  ᴛʜᴇ sᴘᴀᴄᴇ ғᴏʀ ᴀ ᴅʀᴀᴍᴀᴛɪᴄ ᴇᴜᴛᴏᴘɪᴀ, ᴏʀ ᴛʜᴇ ᴄɪʀᴄʟᴇ ɪɴ ᴇxᴘᴀɴsɪᴏɴ

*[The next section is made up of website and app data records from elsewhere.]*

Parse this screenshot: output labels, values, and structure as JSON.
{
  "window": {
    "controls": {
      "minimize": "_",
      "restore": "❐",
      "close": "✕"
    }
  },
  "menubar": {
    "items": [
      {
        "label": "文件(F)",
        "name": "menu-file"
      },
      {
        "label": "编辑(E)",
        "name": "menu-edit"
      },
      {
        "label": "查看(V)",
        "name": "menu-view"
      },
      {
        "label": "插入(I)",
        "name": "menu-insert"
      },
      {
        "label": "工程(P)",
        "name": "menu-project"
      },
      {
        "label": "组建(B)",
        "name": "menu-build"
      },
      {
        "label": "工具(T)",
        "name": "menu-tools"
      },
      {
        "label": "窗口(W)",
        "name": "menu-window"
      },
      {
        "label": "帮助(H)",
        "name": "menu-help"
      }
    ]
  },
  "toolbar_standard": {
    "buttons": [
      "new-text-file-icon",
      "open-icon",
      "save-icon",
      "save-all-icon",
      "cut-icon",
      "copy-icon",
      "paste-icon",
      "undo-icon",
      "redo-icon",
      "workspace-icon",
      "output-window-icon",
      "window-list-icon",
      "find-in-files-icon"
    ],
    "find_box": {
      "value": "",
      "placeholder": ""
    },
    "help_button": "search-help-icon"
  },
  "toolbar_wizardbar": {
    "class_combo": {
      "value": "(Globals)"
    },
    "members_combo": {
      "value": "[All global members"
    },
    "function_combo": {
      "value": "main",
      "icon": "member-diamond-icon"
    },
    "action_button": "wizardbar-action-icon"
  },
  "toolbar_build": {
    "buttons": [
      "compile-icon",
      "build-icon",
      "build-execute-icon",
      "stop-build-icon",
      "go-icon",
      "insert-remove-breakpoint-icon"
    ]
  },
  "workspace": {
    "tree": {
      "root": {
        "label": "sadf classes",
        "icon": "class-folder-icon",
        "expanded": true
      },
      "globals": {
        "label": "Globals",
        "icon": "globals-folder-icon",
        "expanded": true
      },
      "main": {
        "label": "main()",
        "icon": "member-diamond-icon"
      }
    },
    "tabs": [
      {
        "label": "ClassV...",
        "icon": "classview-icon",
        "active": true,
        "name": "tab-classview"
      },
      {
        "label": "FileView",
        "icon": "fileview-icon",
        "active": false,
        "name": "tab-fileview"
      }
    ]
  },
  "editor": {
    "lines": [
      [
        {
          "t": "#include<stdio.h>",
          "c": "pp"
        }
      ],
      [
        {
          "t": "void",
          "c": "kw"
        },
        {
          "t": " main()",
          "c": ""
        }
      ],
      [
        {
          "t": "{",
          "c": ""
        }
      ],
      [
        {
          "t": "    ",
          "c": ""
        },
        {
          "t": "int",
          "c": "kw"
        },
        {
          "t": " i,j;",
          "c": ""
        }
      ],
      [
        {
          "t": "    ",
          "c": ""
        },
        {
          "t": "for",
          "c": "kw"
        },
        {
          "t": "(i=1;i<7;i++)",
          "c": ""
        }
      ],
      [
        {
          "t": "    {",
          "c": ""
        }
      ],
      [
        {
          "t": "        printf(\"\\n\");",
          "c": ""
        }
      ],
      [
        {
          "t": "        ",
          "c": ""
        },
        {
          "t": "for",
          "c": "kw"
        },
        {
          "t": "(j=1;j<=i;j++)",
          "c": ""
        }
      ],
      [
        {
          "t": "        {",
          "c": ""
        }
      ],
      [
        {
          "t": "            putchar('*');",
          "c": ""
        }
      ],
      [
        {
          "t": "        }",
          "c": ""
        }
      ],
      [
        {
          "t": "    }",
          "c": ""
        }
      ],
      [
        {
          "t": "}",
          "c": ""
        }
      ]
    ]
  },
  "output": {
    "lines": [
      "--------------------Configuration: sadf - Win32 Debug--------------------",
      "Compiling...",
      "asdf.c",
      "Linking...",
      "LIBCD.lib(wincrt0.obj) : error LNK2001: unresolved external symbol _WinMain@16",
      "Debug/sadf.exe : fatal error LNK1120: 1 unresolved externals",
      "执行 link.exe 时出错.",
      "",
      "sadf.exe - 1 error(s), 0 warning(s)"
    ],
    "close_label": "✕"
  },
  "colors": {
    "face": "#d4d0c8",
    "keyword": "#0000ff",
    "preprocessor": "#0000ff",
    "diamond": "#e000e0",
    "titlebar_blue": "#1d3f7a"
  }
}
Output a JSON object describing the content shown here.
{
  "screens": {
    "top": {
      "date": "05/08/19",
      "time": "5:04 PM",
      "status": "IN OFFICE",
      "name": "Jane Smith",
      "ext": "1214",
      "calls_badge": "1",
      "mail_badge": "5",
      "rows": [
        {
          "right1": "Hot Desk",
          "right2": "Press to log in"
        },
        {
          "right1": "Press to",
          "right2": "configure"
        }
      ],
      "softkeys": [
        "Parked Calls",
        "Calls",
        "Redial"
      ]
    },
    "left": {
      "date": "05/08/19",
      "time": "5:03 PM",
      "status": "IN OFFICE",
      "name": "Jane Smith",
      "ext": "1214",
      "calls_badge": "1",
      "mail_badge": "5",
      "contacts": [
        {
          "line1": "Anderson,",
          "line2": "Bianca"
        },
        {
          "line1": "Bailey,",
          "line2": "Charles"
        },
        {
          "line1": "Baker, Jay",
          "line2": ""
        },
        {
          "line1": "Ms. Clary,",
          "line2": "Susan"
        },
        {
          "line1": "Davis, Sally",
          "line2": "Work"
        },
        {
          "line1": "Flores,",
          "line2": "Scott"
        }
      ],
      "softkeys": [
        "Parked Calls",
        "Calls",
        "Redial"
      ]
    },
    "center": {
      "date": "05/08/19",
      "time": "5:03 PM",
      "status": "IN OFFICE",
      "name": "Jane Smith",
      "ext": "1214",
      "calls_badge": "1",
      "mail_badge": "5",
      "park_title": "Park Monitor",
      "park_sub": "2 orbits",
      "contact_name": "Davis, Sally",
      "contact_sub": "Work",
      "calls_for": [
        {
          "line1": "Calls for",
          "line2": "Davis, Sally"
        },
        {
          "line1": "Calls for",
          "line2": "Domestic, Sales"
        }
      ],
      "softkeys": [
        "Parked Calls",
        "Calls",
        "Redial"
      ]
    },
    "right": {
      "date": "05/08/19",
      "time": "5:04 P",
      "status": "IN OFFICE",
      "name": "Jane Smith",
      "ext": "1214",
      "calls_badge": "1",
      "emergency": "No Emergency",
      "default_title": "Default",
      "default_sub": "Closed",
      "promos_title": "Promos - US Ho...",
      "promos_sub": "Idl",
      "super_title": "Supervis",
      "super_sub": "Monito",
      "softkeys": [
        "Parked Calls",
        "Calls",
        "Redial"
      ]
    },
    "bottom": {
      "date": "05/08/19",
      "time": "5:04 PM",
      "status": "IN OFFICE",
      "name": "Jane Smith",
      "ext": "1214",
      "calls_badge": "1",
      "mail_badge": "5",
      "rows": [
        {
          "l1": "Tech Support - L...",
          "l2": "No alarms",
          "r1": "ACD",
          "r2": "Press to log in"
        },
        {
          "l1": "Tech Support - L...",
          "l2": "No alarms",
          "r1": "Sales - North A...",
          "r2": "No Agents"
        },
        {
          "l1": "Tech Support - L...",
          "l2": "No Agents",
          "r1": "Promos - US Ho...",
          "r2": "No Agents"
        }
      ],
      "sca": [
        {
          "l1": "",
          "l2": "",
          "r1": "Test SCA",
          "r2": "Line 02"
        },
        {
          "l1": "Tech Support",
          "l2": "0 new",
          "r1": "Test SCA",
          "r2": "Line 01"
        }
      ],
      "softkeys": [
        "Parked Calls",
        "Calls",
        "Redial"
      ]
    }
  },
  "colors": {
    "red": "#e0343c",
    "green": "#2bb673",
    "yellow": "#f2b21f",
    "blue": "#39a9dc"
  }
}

The final meeting concentrates on the destruction of the walls that were so far erected. It is not negated the basic idea that theatre or other revolutionary means require no limits and confinement, for we have seen that the absence of both cancels the same existence of art and revolution. Rather, the wall must be destroyed in the sense that it must be continually moved, in order to include, surround and protect what was so far kept outside. A good image is a circle in expansion: a figure whose limits still exist and are equally distant from a point taken as its centre, yet that move and include new spaces inside the perimeter. Such a symbol may coincide, in political terms, with the end of Eutopia and cosmopolitanism, namely the approximation to an idealized perfect society that collects the good qualities of each individual and group, without suppressing their essential peculiarities and differences. To return to the image of the circle, a revolutionary person may occupy a decentralized centre in the circumference. It keeps its uniqueness and also recognizes the values of the others, thus entering in a happy relationship with a dynamic world. Each part of the circle moves in harmony with the expanding whole.